But there’s a problem, reader. I need routine. Badly.
The first day of resting with my pneumonia saw me pulling all the books off my shelves to arrange them in some non-librarian-approved order. This was exhausting. But it wasn’t to last. Before too long, I was binge-watching Love is Blind on Netflix late into the night while my eyes and brain turned to compost, no doubt wondering what they’d done to deserve this fate.
Without a bit of structure, I turn into a listless puddle of a person. I forget to brush my teeth until dinner. I don’t put on real clothes. I play Civilization VI, turn after turn after turn, unable to stop, until I get genuinely depressed.
The self-quarantine we’re all doing will be this kind of structureless time on steroids, and the situation is making me anxious for people I love and for people I don’t even know. The anxiety makes the puddle-self grow even puddlier. If I don’t change my ways, I may achieve many types of victory on Civ, but at what cost?
I need to meet myself somewhere, not just watch myself melt through my own fingers for the duration. However long the duration of this turns out to be.
So. I have a plan. Due to overwhelming demand,* I will be posting something here every day until…someday.
The thing is, in spite of the listlessness and my recent aversion to writing and my general slide into feeling as though I have no bones or muscles at all, I’ve been on a bit of a tear when it comes to ideas. Early this morning I started listing things I want to write about, and there were a few dozen that came up.
An interesting side effect of listing these ideas out, and committing to writing one a day, is that I’m forced to wonder what life will be like 11 days from now, when I might be writing something my audience has been clamoring for (my thoughts on various conspiracy theories.)*
So, watch this space, if you wish. I’ll see you tomorrow. But finally, some words for solitude from the wonderful Henri Nouwen:
Solitude is not a solution. It is a direction…Every time we enter into solitude we withdraw from our windy, earthquaking, fiery lives and open ourselves to the great encounter. The first thing we often discover in solitude is our own restlessness, our drivenness, and compulsiveness, our urge to act quickly, to make an impact, and to have influence; and often we find it very hard to withstand the temptation to return as quickly as possible to the world of “relevance.” But when we persevere with the help of a gentle discipline, we slowly come to hear the still, small voice and to feel the gentle breeze, and so come to know the Lord of our heart, soul, and mind, the Lord who makes us see who we really are.
There is a nightmare image every writer knows: the cursor blinking at the top of a blank page. Or, somehow worse yet, the cursor blinking at the end of a bit of text, when all the steam has run out and there is no way forward.
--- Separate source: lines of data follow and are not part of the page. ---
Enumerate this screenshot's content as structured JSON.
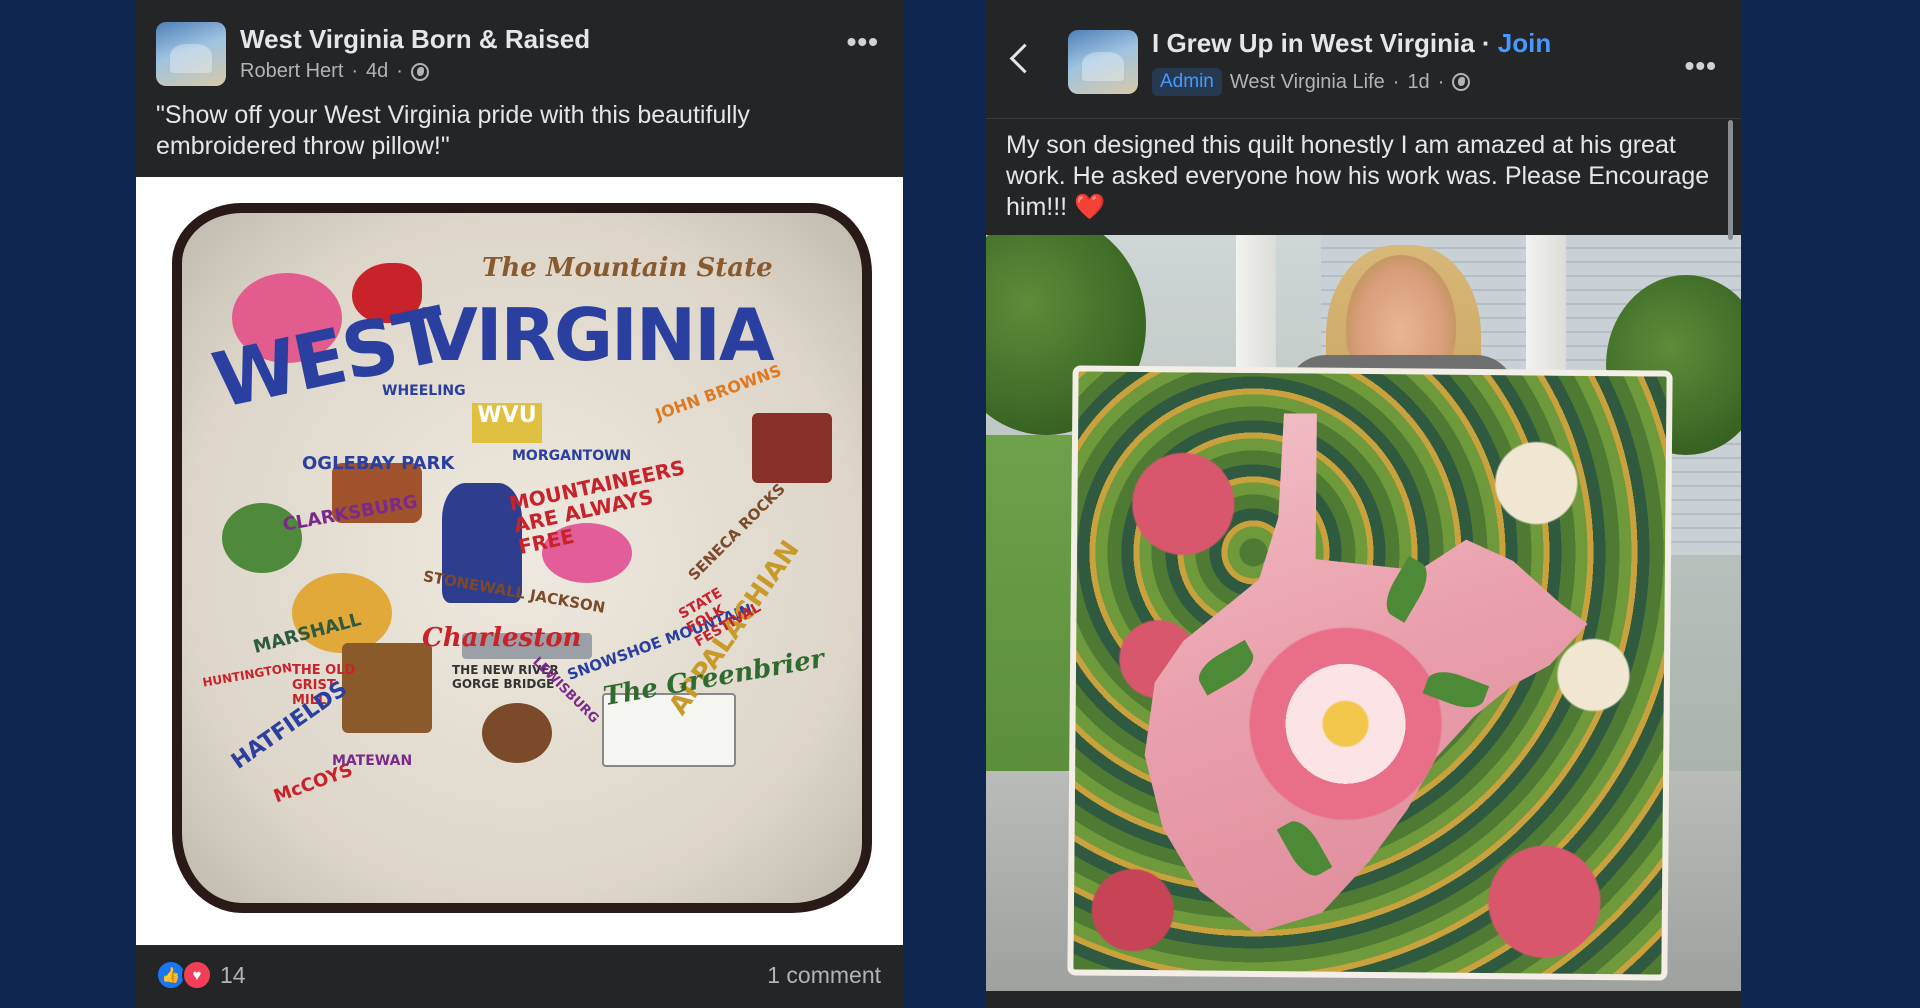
{
  "left_post": {
    "group_name": "West Virginia Born & Raised",
    "author": "Robert Hert",
    "time": "4d",
    "text": "\"Show off your West Virginia pride with this beautifully embroidered throw pillow!\"",
    "reaction_count": "14",
    "comments": "1 comment",
    "image_text": {
      "west": "WEST",
      "virginia": "VIRGINIA",
      "mountain_state": "The Mountain State",
      "wheeling": "WHEELING",
      "morgantown": "MORGANTOWN",
      "john_browns": "JOHN BROWNS",
      "oglebay": "OGLEBAY PARK",
      "mountaineers": "MOUNTAINEERS ARE ALWAYS FREE",
      "clarksburg": "CLARKSBURG",
      "seneca": "SENECA ROCKS",
      "stonewall": "STONEWALL JACKSON",
      "snowshoe": "SNOWSHOE MOUNTAIN",
      "marshall": "MARSHALL",
      "charleston": "Charleston",
      "appalachian": "APPALACHIAN",
      "state_folk": "STATE FOLK FESTIVAL",
      "grist_mill": "THE OLD GRIST MILL",
      "new_river": "THE NEW RIVER GORGE BRIDGE",
      "greenbrier": "The Greenbrier",
      "hatfields": "HATFIELDS",
      "mccoys": "McCOYS",
      "matewan": "MATEWAN",
      "lewisburg": "LEWISBURG",
      "huntington": "HUNTINGTON",
      "wvu": "WVU"
    }
  },
  "right_post": {
    "group_name": "I Grew Up in West Virginia",
    "join": "Join",
    "admin": "Admin",
    "author": "West Virginia Life",
    "time": "1d",
    "text": "My son designed this quilt honestly I am amazed at his great work. He asked everyone how his work was. Please Encourage him!!! ❤️"
  },
  "icons": {
    "more": "more-options-icon",
    "back": "back-arrow-icon",
    "globe": "globe-icon",
    "like": "like-reaction-icon",
    "love": "love-reaction-icon"
  },
  "colors": {
    "background": "#0f2750",
    "panel": "#242526",
    "text": "#e4e6eb",
    "secondary_text": "#b0b3b8",
    "link": "#4599ff",
    "like": "#1877f2",
    "love": "#f33e58"
  }
}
Several times before I wrote Book One, I had tried to write novels. I never got very far beyond page 10 or so, because I inevitably ran headfirst into a wall of horrible inertia at the end of the first idea. The rest of the story vanished in front of me like smoke. I could sort of see it, but only if I squinted, and by then it dissipated.
This phenomenon is a bit like the paradox of choice: if the story can become absolutely anything, then the horizon is so completely open that my poor little human brain starts to overheat from all the possibilities and I get a paralyzing case of the vapors.
I’ve been bothered lately by war. I feel closer to it than I’d like, through my location amid the bland-yet-menacing military-industrial office parks of Washington suburbia, and due to my job. And like a borderline conspiracy theorist, I begin to see trappings of ubiquitous war everywhere in our politics and society.
Annoyed and anxious, I look forward to a world wherein war is not always simmering at a low level, forgettable, stable, unpopular and yet generally uncontested.
Is this my desire to bury my head in the sand, to pretend the world is a different place than it can ever be? Am I simply naive? Or is my peace-seeking a virtue?